Two major celebrity cases have recently come to an end, and in both cases, victory went to the defendant. Sportscaster Erin Andrews and sports entertainer (WWE’s preferred term for “pro wrestler”) Hulk Hogan (whose real name is Terry Bollea) have won cases regarding the invasion of their privacy and the publication of personal content online. But while the money awarded will certainly be seen as a benefit, the damage has already been done to their personal lives and careers—especially for Hogan.
If you’re somehow still not familiar with Erin Andrews’ peephole video, Erin Andrews won her case against a Mariott hotel in Nashville, Tennessee where her stalker, Michael David Barrett, was able to record her in a state of undress through her hotel room door’s peephole in 2008; Barrett then uploaded the videos online. Andrews had asked for $75 million from the hotel, citing negligence and emotional distress; after all, about 17 million people are believed to have seen it. The reporter was awarded $55 million by the jury, less than what she asked for, with about $28 million coming from Barrett and around $26 million coming from the Mariott.

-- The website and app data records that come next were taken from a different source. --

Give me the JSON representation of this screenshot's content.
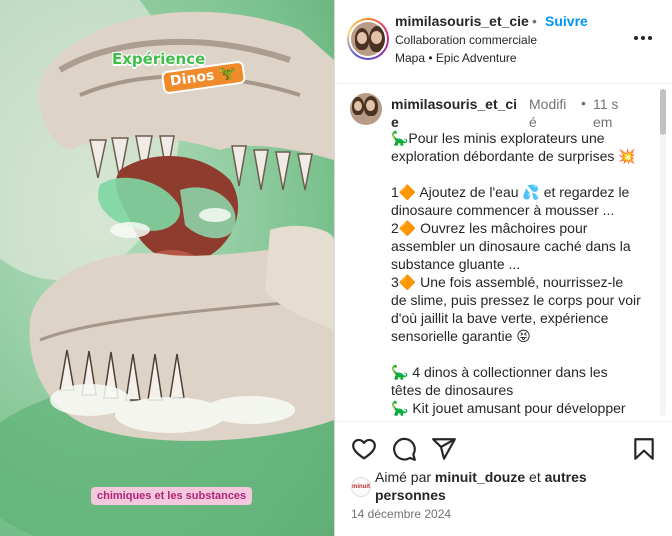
{
  "media": {
    "sticker_experience": "Expérience",
    "sticker_dinos": "Dinos",
    "sticker_caption": "chimiques et les substances"
  },
  "header": {
    "username": "mimilasouris_et_cie",
    "separator": "•",
    "follow_label": "Suivre",
    "subtitle": "Collaboration commerciale",
    "collab_line": "Mapa • Epic Adventure",
    "more_icon": "more-horizontal-icon"
  },
  "caption": {
    "username": "mimilasouris_et_cie",
    "edited_label": "Modifié",
    "separator": "•",
    "time": "11 sem",
    "lines": [
      "🦕Pour les minis explorateurs une exploration débordante de surprises 💥",
      "",
      "1🔶 Ajoutez de l'eau 💦 et regardez le dinosaure commencer à mousser ...",
      "2🔶 Ouvrez les mâchoires pour assembler un dinosaure caché dans la substance gluante ...",
      "3🔶 Une fois assemblé, nourrissez-le de slime, puis pressez le corps pour voir d'où jaillit la bave verte, expérience sensorielle garantie 😝",
      "",
      "🦕 4 dinos à collectionner dans les têtes de dinosaures",
      "🦕 Kit jouet amusant pour développer"
    ]
  },
  "actions": {
    "like_icon": "heart-icon",
    "comment_icon": "comment-icon",
    "share_icon": "share-icon",
    "save_icon": "bookmark-icon"
  },
  "likes": {
    "prefix": "Aimé par ",
    "user": "minuit_douze",
    "middle": " et ",
    "rest": "autres personnes",
    "avatar_text": "minuit"
  },
  "date": "14 décembre 2024",
  "colors": {
    "accent": "#0095f6",
    "text": "#262626",
    "muted": "#737373",
    "slime_green": "#6cbb83"
  }
}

More recently, the case of Hulk Hogan’s sex tape, which was against blog network Gawker, finally came to a close, and it did so overwhelmingly in Hogan’s favor. The man best known for telling children of the ’80s to take their vitamins and say their prayers sued Gawker after they uploaded a tape showing Hogan having sex with the then-wife of his then-best friend, Todd Clem, better known as radio personality Bubba the Love Sponge. While this wasn’t an affair—Hogan actually had Clem’s consent—Hogan didn’t know he was being filmed. Requesting $100 million, Hogan got that and then some; the jury, apparently all Hulkamaniacs, awarded him $115 million plus an additional $25 million in punitive damages.

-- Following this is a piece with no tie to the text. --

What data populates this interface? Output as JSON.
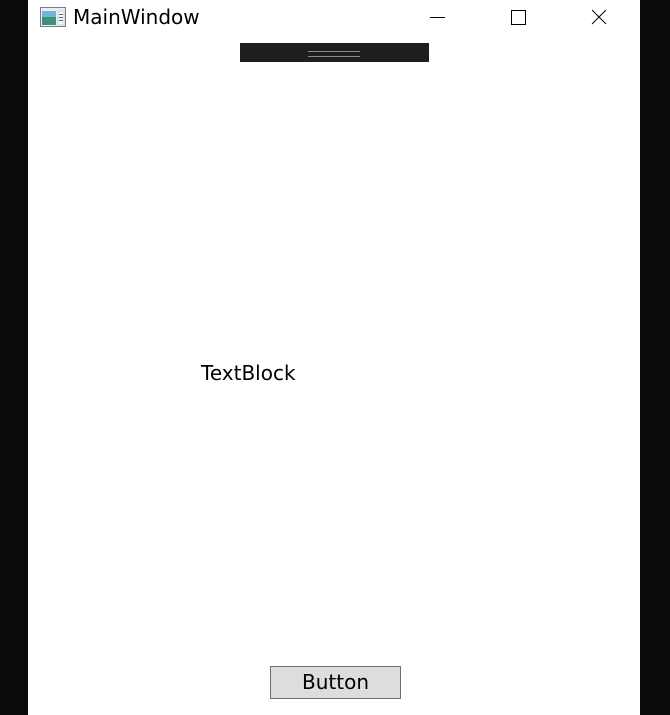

While both cases will add to the winners’ net worth, Hogan clearly came out the bigger winner of his case, having won $40 million above what he asked for, compared to Erin Andrews who got $20 million less than her asking amount. However, Andrews can say that she’ll have an easier time moving forward, with or without the money, as she’s still employed by both Fox and Dancing with the Stars while Hogan was fired from WWE, where he served as an ambassador, after racist remarks he made on the tape were made public. Several suggestions have been made about how this previously unseen part of the tape was leaked, including a belief that Gawker itself did it to gain sympathy by making Hogan look bad before the trial; if this is the case, it backfired, as it only further proved that Hogan didn’t know he was being filmed.
Despite what many people believe, the disparity between the reward amounts likely has nothing to do with differences in gender but rather in nature and location. One analyst suggested Hogan received more because his case was against a media company, which would be the target of greater disgust from the jury and general public in comparison to a stalker and a single hotel. That may seem backwards—stalking is a pretty big deal and Andrews believes the hotel may have helped Barrett set up the cameras—but public opinion is huge, especially in celebrity cases.